**Task:** Please find all lines in the data that hold the string "Ingrese" and copy them.

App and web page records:
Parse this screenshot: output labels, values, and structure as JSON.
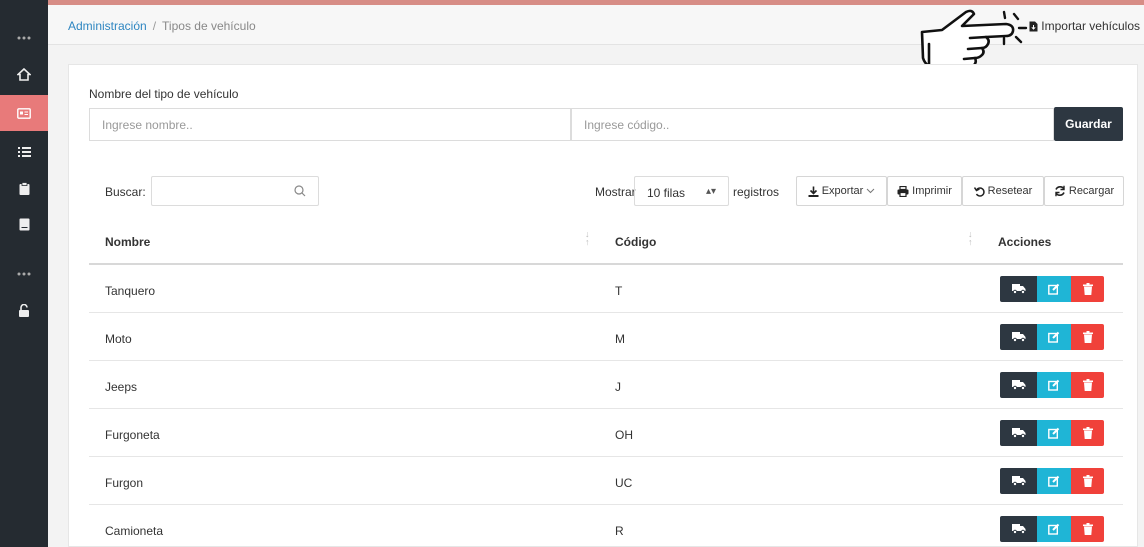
{
  "breadcrumb": {
    "root": "Administración",
    "separator": "/",
    "current": "Tipos de vehículo"
  },
  "header": {
    "import_label": "Importar vehículos"
  },
  "form": {
    "label": "Nombre del tipo de vehículo",
    "name_placeholder": "Ingrese nombre..",
    "code_placeholder": "Ingrese código..",
    "save_label": "Guardar"
  },
  "toolbar": {
    "search_label": "Buscar:",
    "show_label": "Mostrar",
    "rows_value": "10 filas",
    "records_label": "registros",
    "export_label": "Exportar",
    "print_label": "Imprimir",
    "reset_label": "Resetear",
    "reload_label": "Recargar"
  },
  "table": {
    "headers": [
      "Nombre",
      "Código",
      "Acciones"
    ],
    "rows": [
      {
        "name": "Tanquero",
        "code": "T"
      },
      {
        "name": "Moto",
        "code": "M"
      },
      {
        "name": "Jeeps",
        "code": "J"
      },
      {
        "name": "Furgoneta",
        "code": "OH"
      },
      {
        "name": "Furgon",
        "code": "UC"
      },
      {
        "name": "Camioneta",
        "code": "R"
      }
    ]
  },
  "colors": {
    "sidebar": "#252b31",
    "sidebar_active": "#e87a7a",
    "dark_button": "#2d3741",
    "edit_button": "#1fb5d6",
    "delete_button": "#f0413a",
    "link": "#2e86c1"
  }
}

**Task solution:**
    "name_placeholder": "Ingrese nombre..",
    "code_placeholder": "Ingrese código..",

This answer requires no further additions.